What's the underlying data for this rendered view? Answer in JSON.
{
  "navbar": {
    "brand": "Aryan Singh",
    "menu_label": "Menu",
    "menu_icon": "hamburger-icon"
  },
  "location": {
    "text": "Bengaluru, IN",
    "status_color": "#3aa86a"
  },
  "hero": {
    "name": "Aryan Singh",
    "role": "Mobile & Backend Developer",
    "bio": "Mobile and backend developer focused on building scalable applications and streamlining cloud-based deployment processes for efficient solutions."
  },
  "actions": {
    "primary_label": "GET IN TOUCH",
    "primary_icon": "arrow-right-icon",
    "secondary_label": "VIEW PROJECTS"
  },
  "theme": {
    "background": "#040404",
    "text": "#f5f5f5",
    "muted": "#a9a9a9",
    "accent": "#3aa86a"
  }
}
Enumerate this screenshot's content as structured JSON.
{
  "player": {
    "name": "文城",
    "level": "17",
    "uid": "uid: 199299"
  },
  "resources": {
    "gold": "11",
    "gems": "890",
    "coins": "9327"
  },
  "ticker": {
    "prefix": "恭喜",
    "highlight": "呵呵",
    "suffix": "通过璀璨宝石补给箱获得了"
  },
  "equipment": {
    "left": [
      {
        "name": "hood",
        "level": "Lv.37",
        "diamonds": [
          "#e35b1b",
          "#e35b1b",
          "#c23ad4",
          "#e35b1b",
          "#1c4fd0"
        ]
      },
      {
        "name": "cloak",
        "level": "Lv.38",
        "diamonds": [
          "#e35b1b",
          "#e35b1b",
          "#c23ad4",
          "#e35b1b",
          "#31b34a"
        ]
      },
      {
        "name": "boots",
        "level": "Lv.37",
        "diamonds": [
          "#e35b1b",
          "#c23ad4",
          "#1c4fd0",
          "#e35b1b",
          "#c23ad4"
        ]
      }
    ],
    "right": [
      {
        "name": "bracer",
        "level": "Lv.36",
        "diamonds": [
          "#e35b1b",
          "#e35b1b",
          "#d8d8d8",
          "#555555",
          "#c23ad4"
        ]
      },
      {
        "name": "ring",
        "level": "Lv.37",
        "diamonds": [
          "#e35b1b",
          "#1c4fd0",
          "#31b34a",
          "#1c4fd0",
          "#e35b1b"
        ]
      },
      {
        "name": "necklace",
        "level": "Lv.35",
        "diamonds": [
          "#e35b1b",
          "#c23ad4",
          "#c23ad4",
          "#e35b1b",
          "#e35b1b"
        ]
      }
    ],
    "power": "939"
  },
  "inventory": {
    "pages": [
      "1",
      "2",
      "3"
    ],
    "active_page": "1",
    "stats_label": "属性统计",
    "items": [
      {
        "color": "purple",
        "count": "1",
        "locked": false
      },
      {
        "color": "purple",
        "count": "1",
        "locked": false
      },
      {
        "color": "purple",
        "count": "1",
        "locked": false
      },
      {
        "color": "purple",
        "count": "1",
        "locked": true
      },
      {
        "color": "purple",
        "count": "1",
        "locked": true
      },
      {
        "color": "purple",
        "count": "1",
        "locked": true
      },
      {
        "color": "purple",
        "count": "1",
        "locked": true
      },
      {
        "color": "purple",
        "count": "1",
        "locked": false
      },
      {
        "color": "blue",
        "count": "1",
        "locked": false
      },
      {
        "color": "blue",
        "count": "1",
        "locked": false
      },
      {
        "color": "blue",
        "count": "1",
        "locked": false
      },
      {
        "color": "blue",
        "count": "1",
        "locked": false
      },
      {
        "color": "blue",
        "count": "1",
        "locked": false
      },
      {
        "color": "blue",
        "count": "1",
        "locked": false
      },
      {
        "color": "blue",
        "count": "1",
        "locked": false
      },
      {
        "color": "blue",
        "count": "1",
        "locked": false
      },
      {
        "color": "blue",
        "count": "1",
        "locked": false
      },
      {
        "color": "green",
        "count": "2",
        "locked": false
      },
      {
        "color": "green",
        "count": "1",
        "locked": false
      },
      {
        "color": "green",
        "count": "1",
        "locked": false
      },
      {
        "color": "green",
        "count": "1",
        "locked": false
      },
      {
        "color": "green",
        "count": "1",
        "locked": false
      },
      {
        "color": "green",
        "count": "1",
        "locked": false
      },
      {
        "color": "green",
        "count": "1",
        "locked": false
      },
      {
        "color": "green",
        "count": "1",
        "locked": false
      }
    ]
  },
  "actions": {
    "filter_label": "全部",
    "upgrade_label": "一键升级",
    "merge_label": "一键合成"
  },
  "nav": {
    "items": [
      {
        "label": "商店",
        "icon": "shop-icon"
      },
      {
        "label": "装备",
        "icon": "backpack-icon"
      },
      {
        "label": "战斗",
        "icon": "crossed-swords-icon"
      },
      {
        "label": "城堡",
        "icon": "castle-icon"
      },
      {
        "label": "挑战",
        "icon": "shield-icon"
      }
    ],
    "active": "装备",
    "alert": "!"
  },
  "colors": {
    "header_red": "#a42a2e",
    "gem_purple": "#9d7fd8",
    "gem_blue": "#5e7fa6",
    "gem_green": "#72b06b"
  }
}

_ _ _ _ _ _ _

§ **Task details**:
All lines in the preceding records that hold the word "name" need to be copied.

§ **Response to this task**:
    "name": "Aryan Singh",
    "name": "文城",
        "name": "hood",
        "name": "cloak",
        "name": "boots",
        "name": "bracer",
        "name": "ring",
        "name": "necklace",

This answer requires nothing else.